* [What you need to do]
Scan the material below for the string "name", and copy every line where it shows up.

* [Material for this task]
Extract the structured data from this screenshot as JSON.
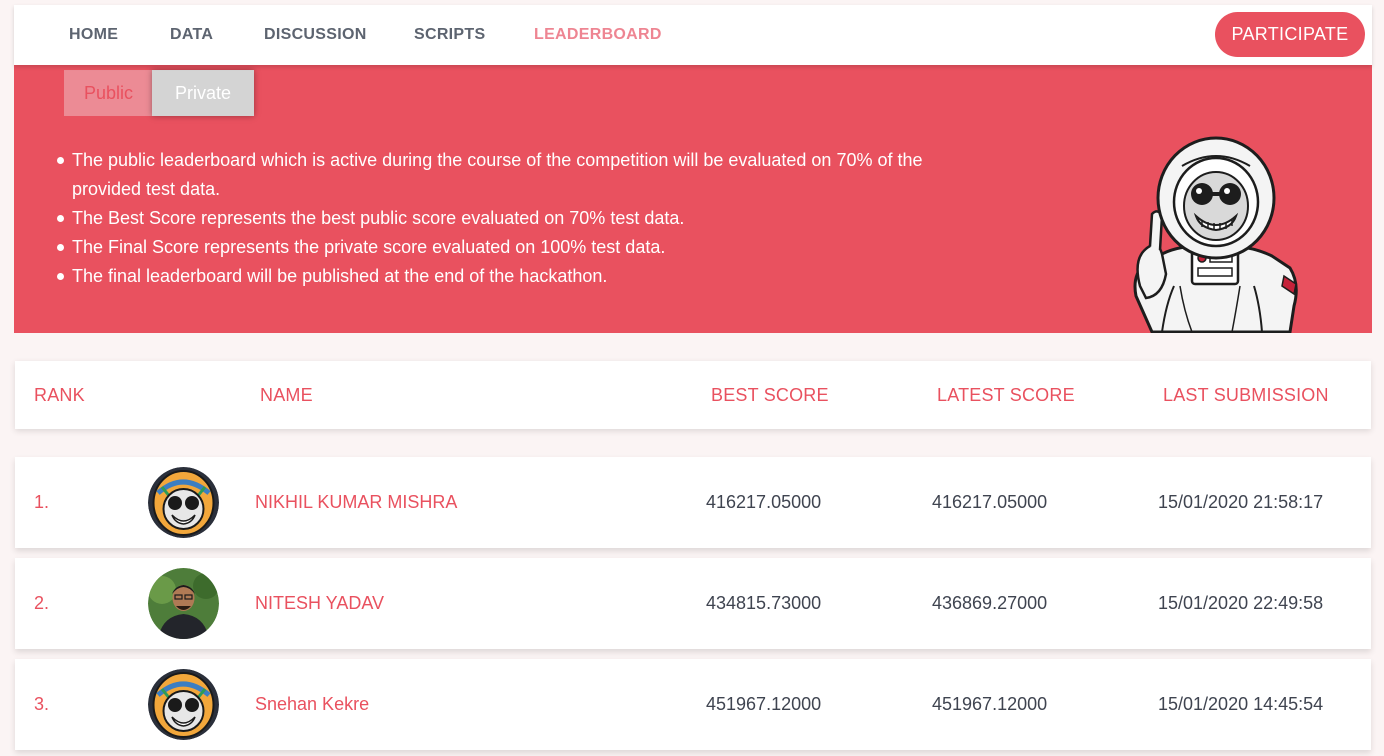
{
  "nav": {
    "items": [
      {
        "label": "HOME",
        "name": "nav-home"
      },
      {
        "label": "DATA",
        "name": "nav-data"
      },
      {
        "label": "DISCUSSION",
        "name": "nav-discussion"
      },
      {
        "label": "SCRIPTS",
        "name": "nav-scripts"
      },
      {
        "label": "LEADERBOARD",
        "name": "nav-leaderboard"
      }
    ],
    "active": "LEADERBOARD",
    "participate_label": "PARTICIPATE"
  },
  "banner": {
    "tabs": {
      "public": "Public",
      "private": "Private"
    },
    "rules": [
      "The public leaderboard which is active during the course of the competition will be evaluated on 70% of the provided test data.",
      "The Best Score represents the best public score evaluated on 70% test data.",
      "The Final Score represents the private score evaluated on 100% test data.",
      "The final leaderboard will be published at the end of the hackathon."
    ],
    "mascot_icon": "astronaut-monkey-illustration"
  },
  "table": {
    "headers": {
      "rank": "RANK",
      "name": "NAME",
      "best": "BEST SCORE",
      "latest": "LATEST SCORE",
      "last": "LAST SUBMISSION"
    },
    "rows": [
      {
        "rank": "1.",
        "name": "NIKHIL KUMAR MISHRA",
        "best": "416217.05000",
        "latest": "416217.05000",
        "last": "15/01/2020 21:58:17",
        "avatar": "helmet-monkey-avatar"
      },
      {
        "rank": "2.",
        "name": "NITESH YADAV",
        "best": "434815.73000",
        "latest": "436869.27000",
        "last": "15/01/2020 22:49:58",
        "avatar": "person-photo-avatar"
      },
      {
        "rank": "3.",
        "name": "Snehan Kekre",
        "best": "451967.12000",
        "latest": "451967.12000",
        "last": "15/01/2020 14:45:54",
        "avatar": "helmet-monkey-avatar"
      }
    ]
  },
  "colors": {
    "accent": "#e9515f",
    "nav_text": "#5d6470",
    "active_nav": "#ee8592",
    "body_text": "#3f4450",
    "page_bg": "#fbf4f4"
  }
}
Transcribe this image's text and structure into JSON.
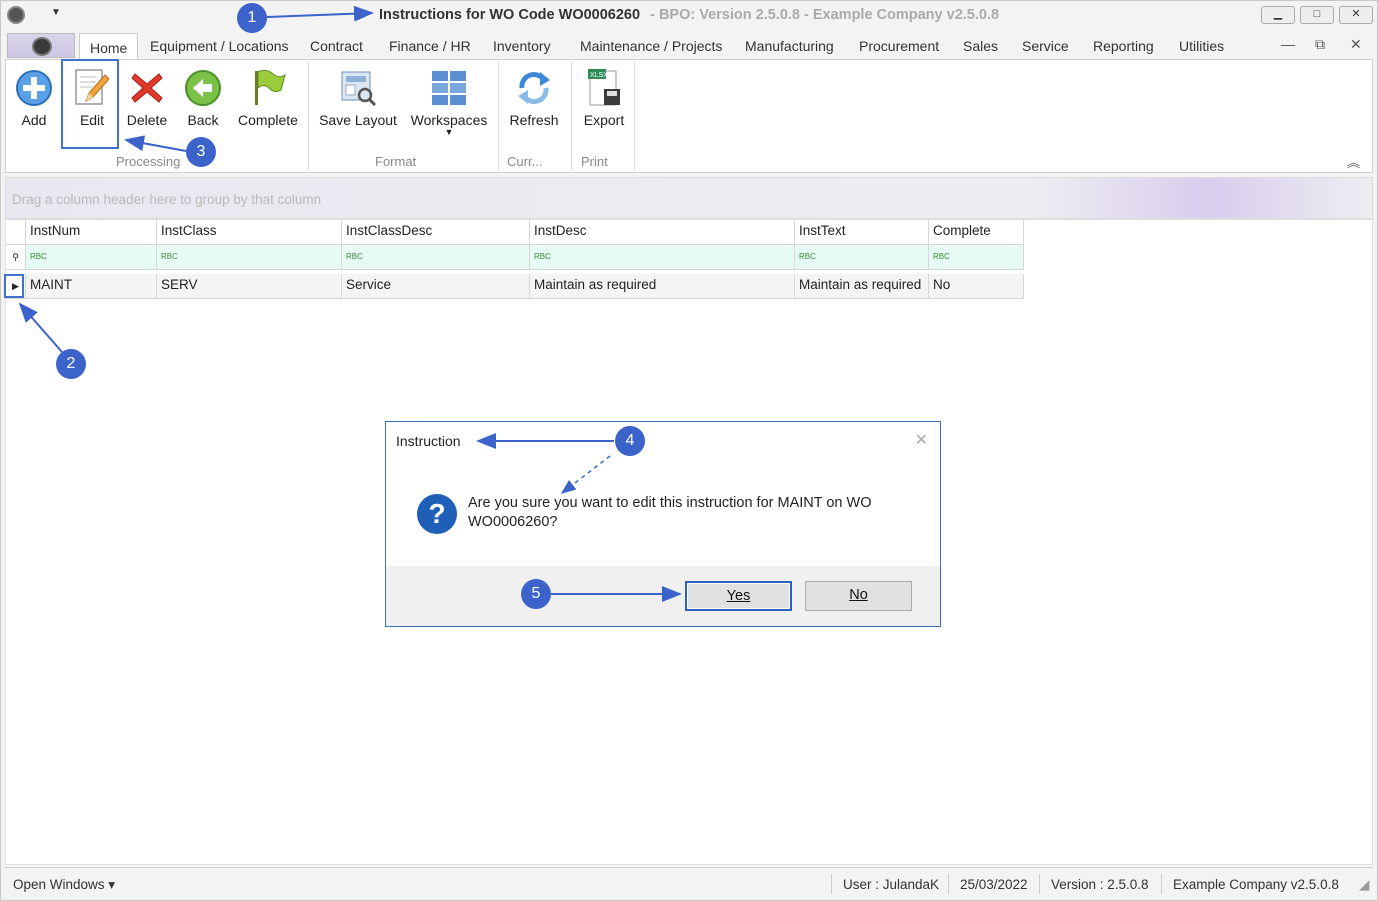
{
  "window": {
    "title": "Instructions for WO Code WO0006260",
    "subtitle": "- BPO: Version 2.5.0.8 - Example Company v2.5.0.8",
    "minimize": "▁",
    "restore": "□",
    "close": "✕"
  },
  "tabs": [
    "Home",
    "Equipment / Locations",
    "Contract",
    "Finance / HR",
    "Inventory",
    "Maintenance / Projects",
    "Manufacturing",
    "Procurement",
    "Sales",
    "Service",
    "Reporting",
    "Utilities"
  ],
  "mdi": {
    "minimize": "—",
    "restore": "⧉",
    "close": "✕"
  },
  "ribbon": {
    "buttons": {
      "add": "Add",
      "edit": "Edit",
      "delete": "Delete",
      "back": "Back",
      "complete": "Complete",
      "save_layout": "Save Layout",
      "workspaces": "Workspaces",
      "refresh": "Refresh",
      "export": "Export"
    },
    "groups": {
      "processing": "Processing",
      "format": "Format",
      "currency": "Curr...",
      "print": "Print"
    }
  },
  "grid": {
    "group_hint": "Drag a column header here to group by that column",
    "columns": [
      "InstNum",
      "InstClass",
      "InstClassDesc",
      "InstDesc",
      "InstText",
      "Complete"
    ],
    "filter_placeholder": "RBC",
    "rows": [
      [
        "MAINT",
        "SERV",
        "Service",
        "Maintain as required",
        "Maintain as required",
        "No"
      ]
    ]
  },
  "dialog": {
    "title": "Instruction",
    "message": "Are you sure you want to edit this instruction for MAINT on WO WO0006260?",
    "yes": "Yes",
    "no": "No"
  },
  "status": {
    "open_windows": "Open Windows ▾",
    "user": "User : JulandaK",
    "date": "25/03/2022",
    "version": "Version : 2.5.0.8",
    "company": "Example Company v2.5.0.8"
  },
  "callouts": [
    "1",
    "2",
    "3",
    "4",
    "5"
  ],
  "colors": {
    "callout": "#3b63c9",
    "highlight": "#4070d0",
    "dialog_border": "#3a6fc4"
  }
}
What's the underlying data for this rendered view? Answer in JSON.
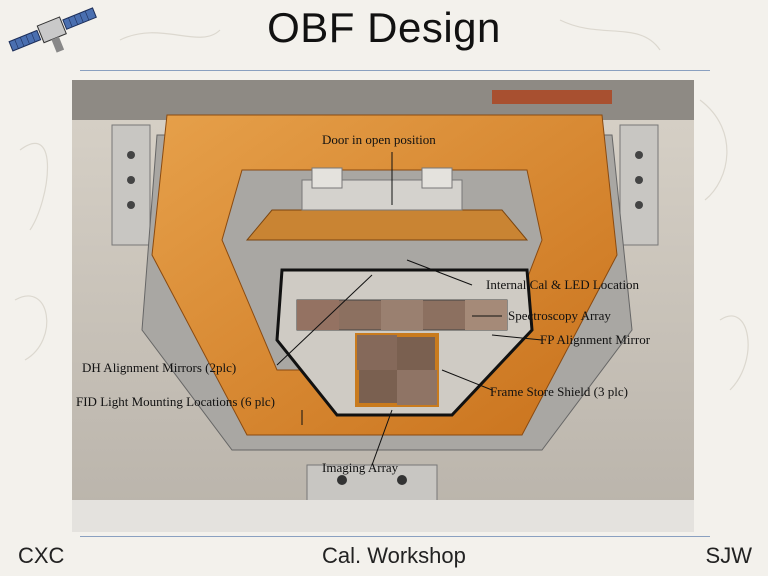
{
  "slide": {
    "title": "OBF Design"
  },
  "callouts": {
    "door": "Door in open position",
    "internal_cal": "Internal Cal & LED Location",
    "spectroscopy": "Spectroscopy Array",
    "fp_mirror": "FP Alignment Mirror",
    "dh_mirrors": "DH Alignment Mirrors  (2plc)",
    "frame_store": "Frame Store Shield (3 plc)",
    "fid_light": "FID Light Mounting Locations (6 plc)",
    "imaging": "Imaging Array"
  },
  "footer": {
    "left": "CXC",
    "center": "Cal. Workshop",
    "right": "SJW"
  },
  "colors": {
    "frame_orange": "#d98a2a",
    "rule": "#8aa0c0",
    "background": "#f3f1ec"
  },
  "icons": {
    "logo": "satellite-icon"
  }
}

* [Result]
        "name": "nav-home"
        "name": "nav-data"
        "name": "nav-discussion"
        "name": "nav-scripts"
        "name": "nav-leaderboard"
      "name": "NAME",
        "name": "NIKHIL KUMAR MISHRA",
        "name": "NITESH YADAV",
        "name": "Snehan Kekre",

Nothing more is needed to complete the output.